The chronicle of a fall and spring in Berlin during the peak influx of refugees into Europe in 2015-16, Joshua Weiner's Berlin Notebook opens a new view on German society's attempt to cope with an impossible situation: millions of people displaced by the Syrian civil war, fleeing violence, and seeking safety and the possibilities of a new life in the west. As some Germans, feeling the burden of the nation's dark past, try to aid and shelter desperate asylum seekers, others are skeptical of the government's ability to contain the growing numbers; they feel the danger of hostile strangers, and the threat to the nation's culture and identity. Unlike other contemporary reports on the situation in Europe, Weiner's sui generis writing includes interviews not only with refugees from the east, but also everyday Berliners, natives and ex-pats – musicians, poets, shopkeepers, students, activists, rabbis, museum guides, artists, intellectuals, and those, too, who have joined the rising far-right Alternative for Germany party, and the Pegida movement against immigration.
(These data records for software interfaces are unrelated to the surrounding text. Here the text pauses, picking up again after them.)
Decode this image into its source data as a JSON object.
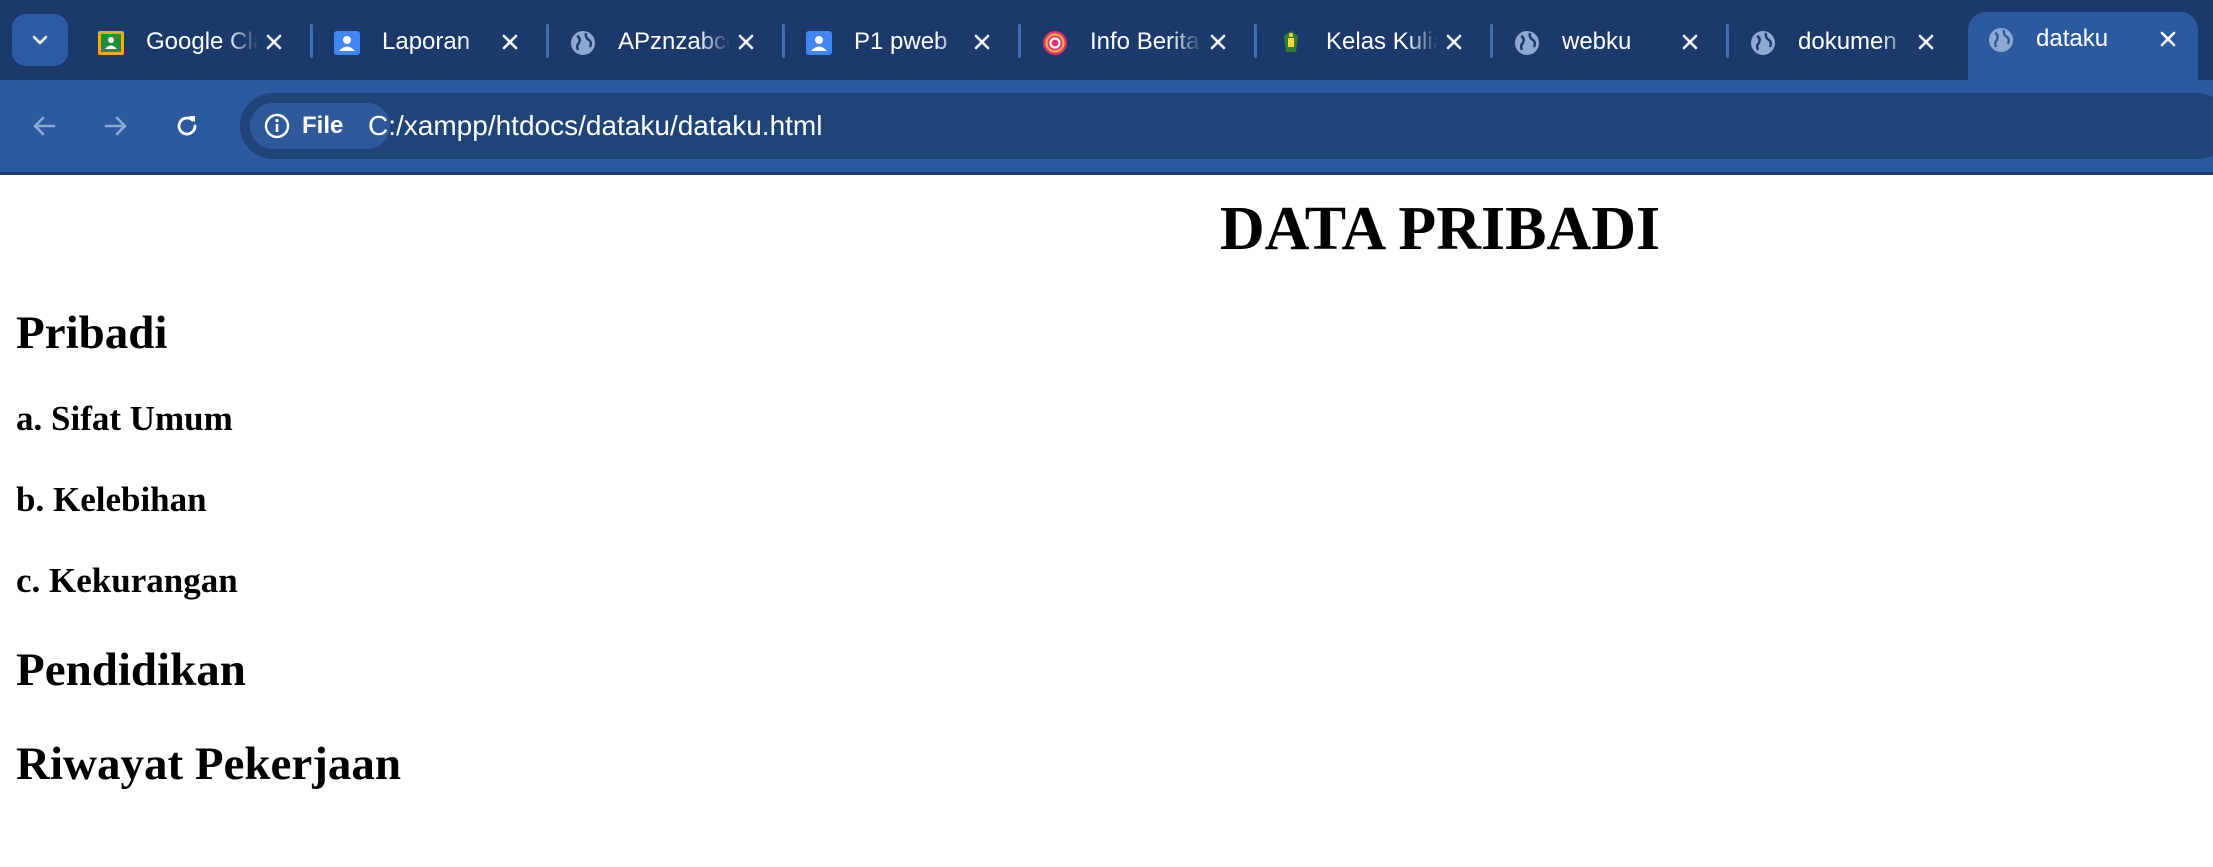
{
  "tabs": [
    {
      "title": "Google Classroom",
      "favicon": "google-classroom-icon"
    },
    {
      "title": "Laporan",
      "favicon": "google-meet-icon"
    },
    {
      "title": "APznzabcdef",
      "favicon": "globe-icon"
    },
    {
      "title": "P1 pweb",
      "favicon": "google-meet-icon"
    },
    {
      "title": "Info Berita",
      "favicon": "instagram-icon"
    },
    {
      "title": "Kelas Kuliah",
      "favicon": "campus-logo-icon"
    },
    {
      "title": "webku",
      "favicon": "globe-icon"
    },
    {
      "title": "dokumen",
      "favicon": "globe-icon"
    },
    {
      "title": "dataku",
      "favicon": "globe-icon",
      "active": true
    }
  ],
  "omnibox": {
    "chip_label": "File",
    "url": "C:/xampp/htdocs/dataku/dataku.html"
  },
  "page": {
    "title": "DATA PRIBADI",
    "sections": [
      {
        "heading": "Pribadi"
      },
      {
        "heading": "a. Sifat Umum"
      },
      {
        "heading": "b. Kelebihan"
      },
      {
        "heading": "c. Kekurangan"
      },
      {
        "heading": "Pendidikan"
      },
      {
        "heading": "Riwayat Pekerjaan"
      }
    ]
  },
  "colors": {
    "tabstrip": "#1b3a6b",
    "toolbar": "#2c5aa0",
    "omnibox": "#1f4478",
    "text": "#000000"
  }
}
Intermixed with interviews, reportage, and meditations on life in Europe's fastest growing capital city, Weiner thinks about the language and literature of the country, weaving together strands of its ancient and more recent history with meditations on Goethe, Brecht, Arendt, Heidegger, Joseph Roth and others that inflect our thinking about refugees, nationhood, and our ethical connection to strangers.
The complexity of the refugee crisis in Germany is conveyed in this insightful narrative that tells the story not only of the refugees themselves, but also of a country, its history, and its culture. What began for poet Weiner (The Figure of a Man Being Swallowed by a Fish) as a series of articles for a newspaper, written during his visit to Germany in October 2015 at the height of the refugee influx from Syria, turned into this updated "notebook" following his return to Germany to follow up on the crisis in April 2016. In this free-flowing narrative that includes interviews with a wide range of people, both refugees and Germans, Weiner reveals both the logistical and underlying ideological issues involved in refugee resettlement. Revealing how stereotypes oversimplify situations and beliefs, Weiner conveys the refugees' dignity and also sheds light on Germany's sociopolitical issues. Weiner's lyrical and affecting writing style betrays his poetry background, complementing journalistic frankness that captures the richness of the people and the city and makes the strife all the more hard-hitting. This beautiful study and exploration of people and values possesses relevance far beyond Berlin.